If the petitioner's deferred adjudication resulted from a felony, there is a mandatory five-year waiting period after the discharge and dismissal before filing for the order.
If the petitioner previously was convicted of certain crimes or received a dismissal following deferred adjudication for these crimes, they are automatically ineligible for a nondisclosure order. These crimes include:
• Indecency with a child
• Sexual assault
• Aggravated sexual assault
• Prohibited sexual conduct (incest)
• Aggravated kidnapping
• Burglary of a habitation with intent to commit any of the above offenses
• Compelling prostitution
• Sexual performance by a child
• Possession or promotion of child pornography
• Unlawful restraint, kidnapping, or aggravated kidnapping of a person younger than 17 years of age
• Attempt, conspiracy, or solicitation to commit any of the above offenses
• Capital murder
• Injury to a child, elderly individual, or disabled individual
• Abandoning or endangering a child
• Violation of protective order or magistrate's order
• Any other offense involving family violence
If the court grants the order, then any information subject to the order is removed from public information databases and records. However, government agencies still will be able to access the information, including the police.
The petition for a nondisclosure order must be filed with the court that issued the deferred adjudication. The court will then hold a hearing to determine whether or not the person is qualified to receive the order "in the best interests of justice." This means that the court has the authority to deny the order if it finds justice will not be served by granting it.
Unlike expunction, records subject to a nondisclosure order are not destroyed, but rather are inaccessible to certain private parties and are removed from public records.

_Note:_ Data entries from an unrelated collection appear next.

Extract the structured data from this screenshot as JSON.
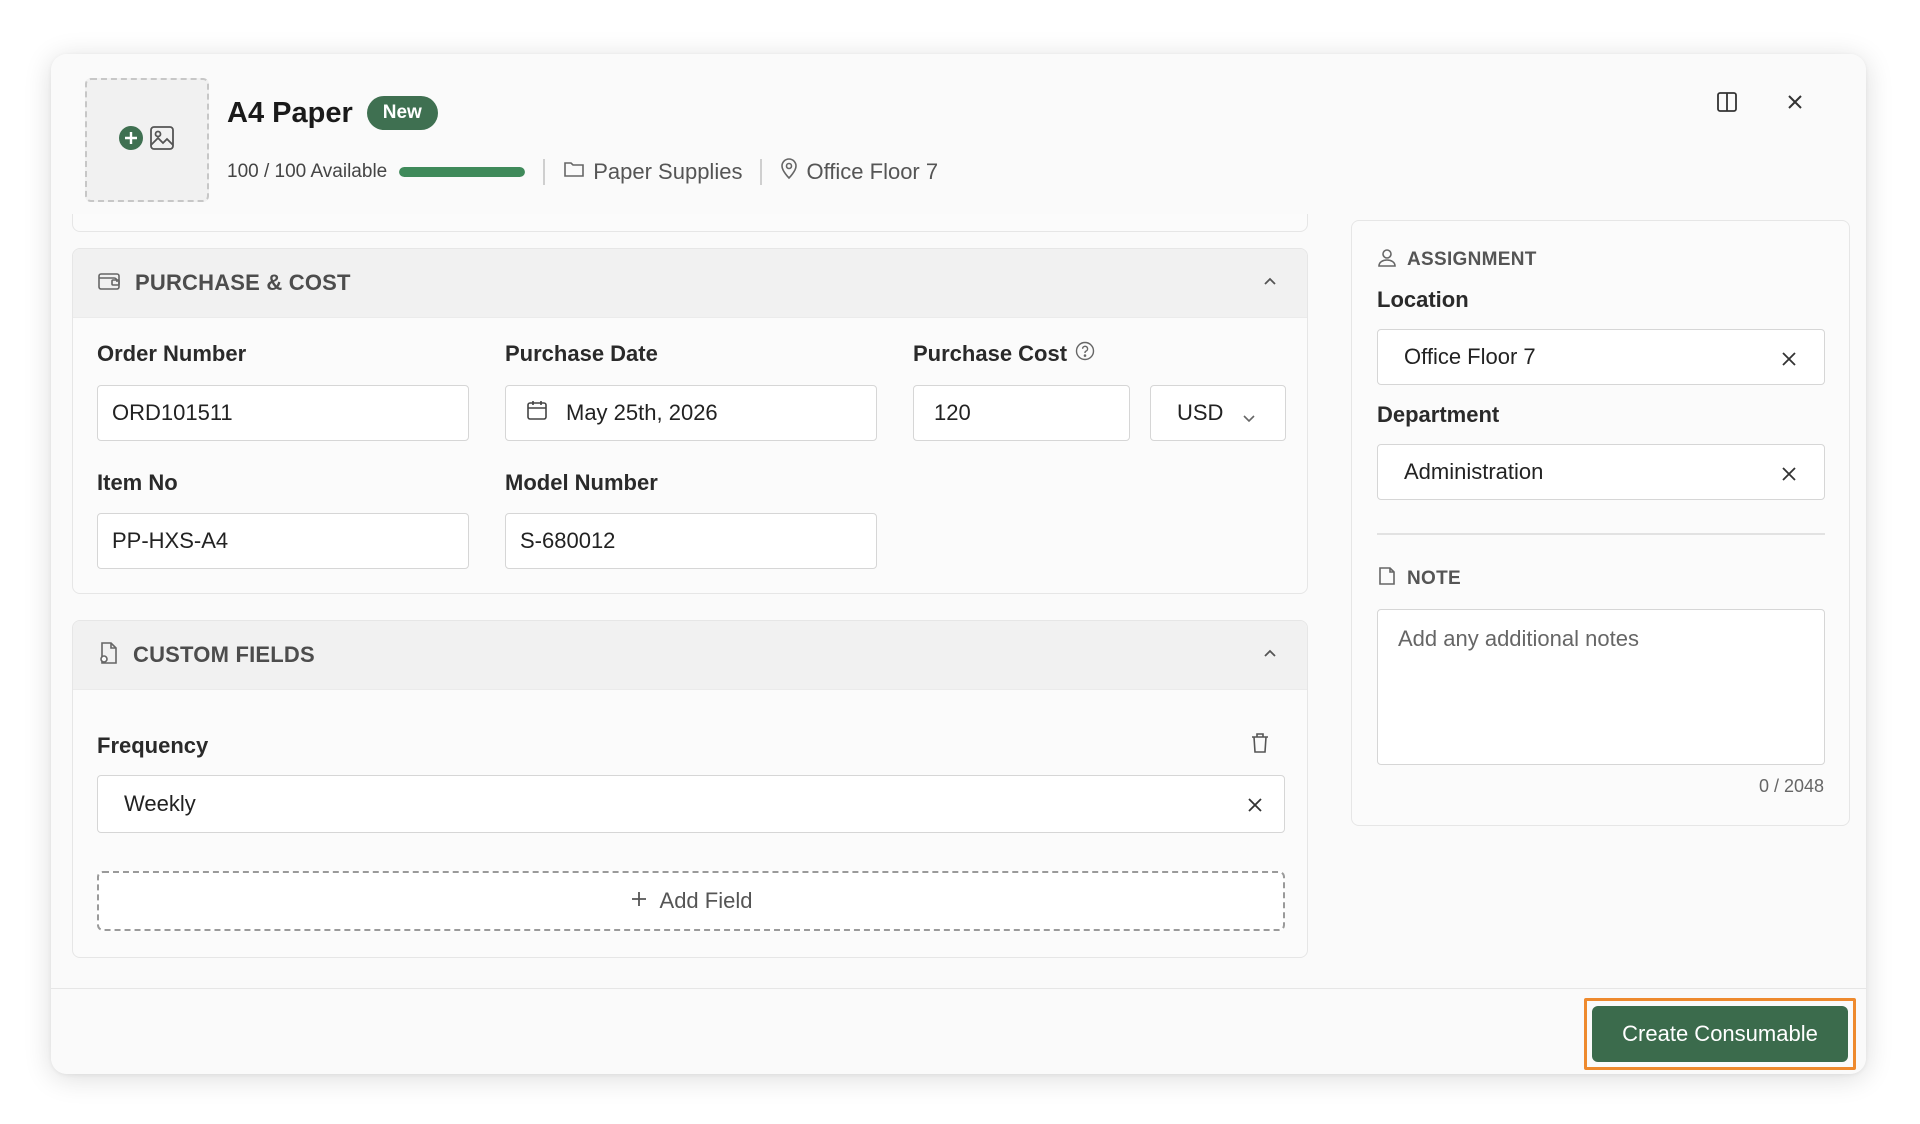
{
  "header": {
    "title": "A4 Paper",
    "badge": "New",
    "availability": "100 / 100 Available",
    "availability_fraction": 1.0,
    "category": "Paper Supplies",
    "location": "Office Floor 7"
  },
  "purchase": {
    "section_title": "PURCHASE & COST",
    "order_number_label": "Order Number",
    "order_number": "ORD101511",
    "purchase_date_label": "Purchase Date",
    "purchase_date": "May 25th, 2026",
    "purchase_cost_label": "Purchase Cost",
    "purchase_cost": "120",
    "currency": "USD",
    "item_no_label": "Item No",
    "item_no": "PP-HXS-A4",
    "model_number_label": "Model Number",
    "model_number": "S-680012"
  },
  "custom_fields": {
    "section_title": "CUSTOM FIELDS",
    "field_label": "Frequency",
    "field_value": "Weekly",
    "add_field_label": "Add Field"
  },
  "assignment": {
    "section_title": "ASSIGNMENT",
    "location_label": "Location",
    "location_value": "Office Floor 7",
    "department_label": "Department",
    "department_value": "Administration"
  },
  "note": {
    "section_title": "NOTE",
    "placeholder": "Add any additional notes",
    "counter": "0 / 2048"
  },
  "footer": {
    "create_label": "Create Consumable"
  },
  "colors": {
    "brand_green": "#3b6b4c",
    "progress_green": "#3f8a5a",
    "highlight_orange": "#ee8a2e"
  }
}
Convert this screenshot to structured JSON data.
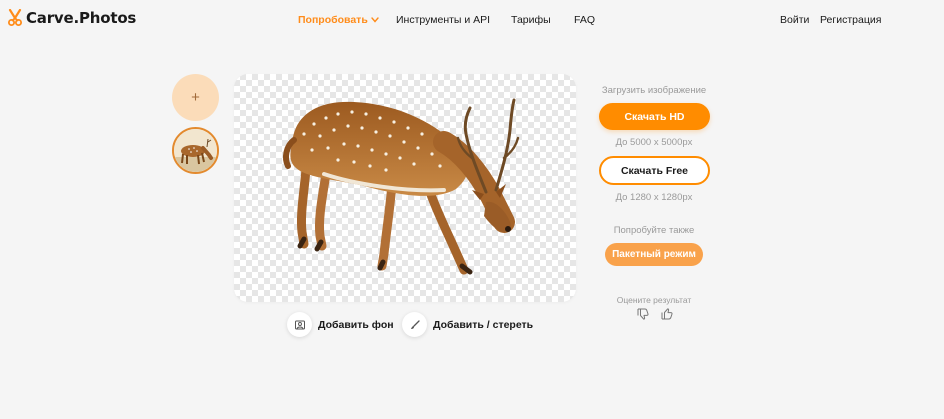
{
  "header": {
    "logo_text": "Carve.Photos",
    "nav": {
      "try": "Попробовать",
      "tools_api": "Инструменты и API",
      "prices": "Тарифы",
      "faq": "FAQ"
    },
    "login": "Войти",
    "register": "Регистрация"
  },
  "thumbnails": {
    "add_label": "+"
  },
  "tools": {
    "add_background": "Добавить фон",
    "add_erase": "Добавить / стереть"
  },
  "download": {
    "upload_label": "Загрузить изображение",
    "hd_button": "Скачать HD",
    "hd_size": "До 5000 x 5000px",
    "free_button": "Скачать Free",
    "free_size": "До 1280 x 1280px"
  },
  "also": {
    "label": "Попробуйте также",
    "batch_button": "Пакетный режим"
  },
  "rating": {
    "label": "Оцените результат"
  },
  "colors": {
    "accent": "#ff8c00",
    "accent_light": "#f9a24b",
    "thumb_bg": "#fbdcb9",
    "page_bg": "#f5f5f5"
  },
  "icons": {
    "logo": "scissors-icon",
    "nav_dropdown": "chevron-down-icon",
    "add_background": "image-layers-icon",
    "add_erase": "brush-icon",
    "dislike": "thumbs-down-icon",
    "like": "thumbs-up-icon"
  }
}
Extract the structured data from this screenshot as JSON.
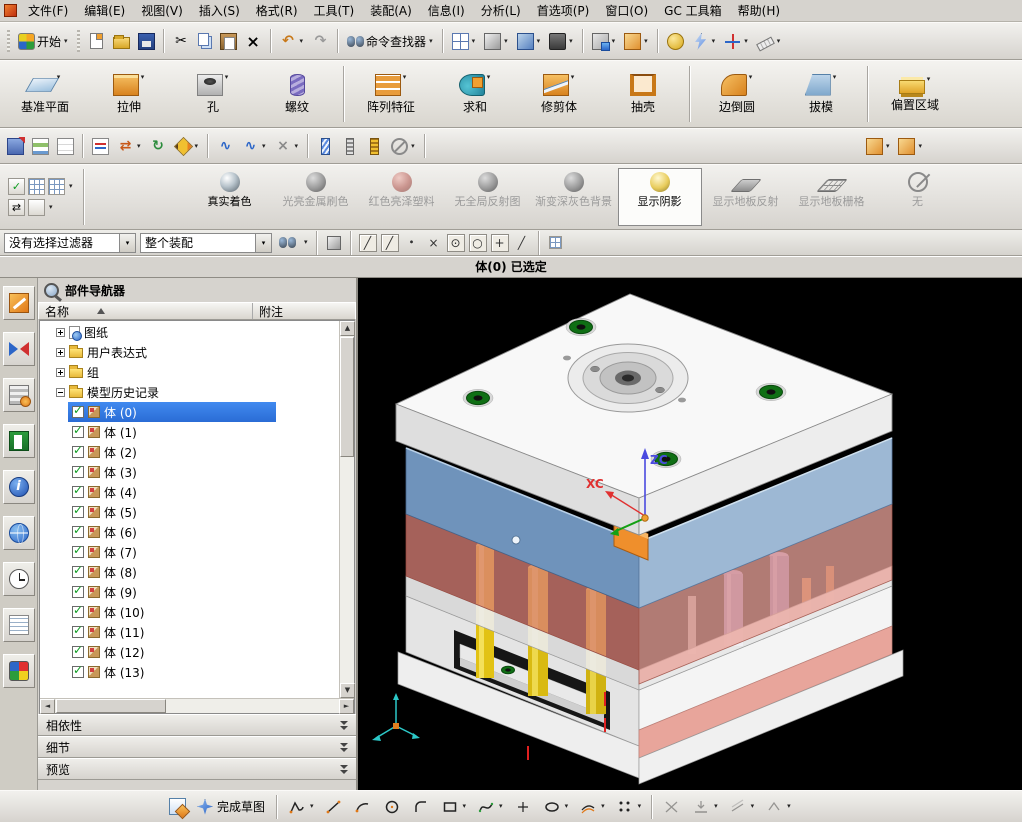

Government agencies and departments, however, still will be able to access the files and records.